Image via Wikipedia
I was reading an article by Gideon Rachman on the FT about how America must manage its decline and a line from with it stuck with me: “Denial is not a strategy.” What he meant was that by focusing on the dogma of “American Exceptionalism”, politicians across the aisle have swept the problems facing education, stagnating wages and hollowing out of the middle-class under the carpet.
I wonder if the Roman’s, when faced with the prospect of decline, had the same thoughts running thorough their heads: “We have the best logistics, a great army and a proud citizenry. What could go wrong?” And it did not, for a long time. It took nearly 320 years from the peak for the entire empire to disappear. However, things move faster now.
All the “decay” talk is not to take away America’s (or the North-Western countries’) stupendous achievements over the last century. An entire civilization has climbed up the Maslow’s hierarchy of needs in a very short period of time. However, once you reach the top, you are competing with everybody else who wants to get there too.
Since the past decade, piss-poor Asian countries are slowly but steadily, bootstrapping their way out of the morass that they were trapped in for the bulk of the previous century. Its not that the West is declining, but the rest of the world is simply ascending faster than them.
At this point, the worst that America can do to themselves is to continue to neglect the core of the problems facing them. There’s something seriously wrong when factory jobs cannot be staffed because you don’t find qualified workers.
“If you go to our factories in Germany, the guys on the floor can read engineering drawings.” But in the U.S., most workers lack the education and training needed to “operate in a modern, competitive manufacturing environment.” –Siemens.
Or when physics PhD’s can make more money on Wall Street coding up HFT and CDO models than they can pursuing science. And when a doorman can get credit to lease a BMW.
Somewhere in the pursuit of happiness, the notion that it needs to be backed up with hard work seems to have been forgotten.
No wonder that some Senators are backing a bill that would grant a visa to anyone who buys an expensive house in the US. You know what? This is exactly what the Romans did: Caracalla granted Roman citizenship to all freemen throughout the Roman Empire for the purpose of increasing tax revenue. Are the Americans going to walk down the same path to irrelevance?

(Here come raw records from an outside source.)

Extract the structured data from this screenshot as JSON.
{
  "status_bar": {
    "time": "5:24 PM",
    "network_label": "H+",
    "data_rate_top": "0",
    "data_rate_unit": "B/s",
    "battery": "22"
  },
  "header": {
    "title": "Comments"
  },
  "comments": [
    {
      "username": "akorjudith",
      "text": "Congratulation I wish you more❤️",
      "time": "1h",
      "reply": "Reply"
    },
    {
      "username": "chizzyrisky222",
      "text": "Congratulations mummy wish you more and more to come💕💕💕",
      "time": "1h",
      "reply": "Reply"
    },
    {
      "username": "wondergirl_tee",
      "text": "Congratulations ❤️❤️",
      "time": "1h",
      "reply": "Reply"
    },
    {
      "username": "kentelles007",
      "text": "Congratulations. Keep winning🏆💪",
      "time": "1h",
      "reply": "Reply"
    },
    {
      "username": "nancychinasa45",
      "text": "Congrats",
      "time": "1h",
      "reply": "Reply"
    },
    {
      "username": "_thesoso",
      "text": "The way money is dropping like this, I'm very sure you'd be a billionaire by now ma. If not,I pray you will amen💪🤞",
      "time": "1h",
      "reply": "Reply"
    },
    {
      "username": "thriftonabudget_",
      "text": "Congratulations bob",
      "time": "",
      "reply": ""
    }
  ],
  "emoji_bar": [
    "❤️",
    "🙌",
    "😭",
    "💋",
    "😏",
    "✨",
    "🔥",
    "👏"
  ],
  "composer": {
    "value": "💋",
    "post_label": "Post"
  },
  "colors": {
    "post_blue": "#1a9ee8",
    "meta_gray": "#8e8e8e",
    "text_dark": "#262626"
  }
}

There is no easy cure or a magic bullet that can make all these problems go away. But as Churchill once said: “Americans can always be counted on to do the right thing…after they have exhausted all other possibilities.” Here’s to rooting for the home team to turn things around.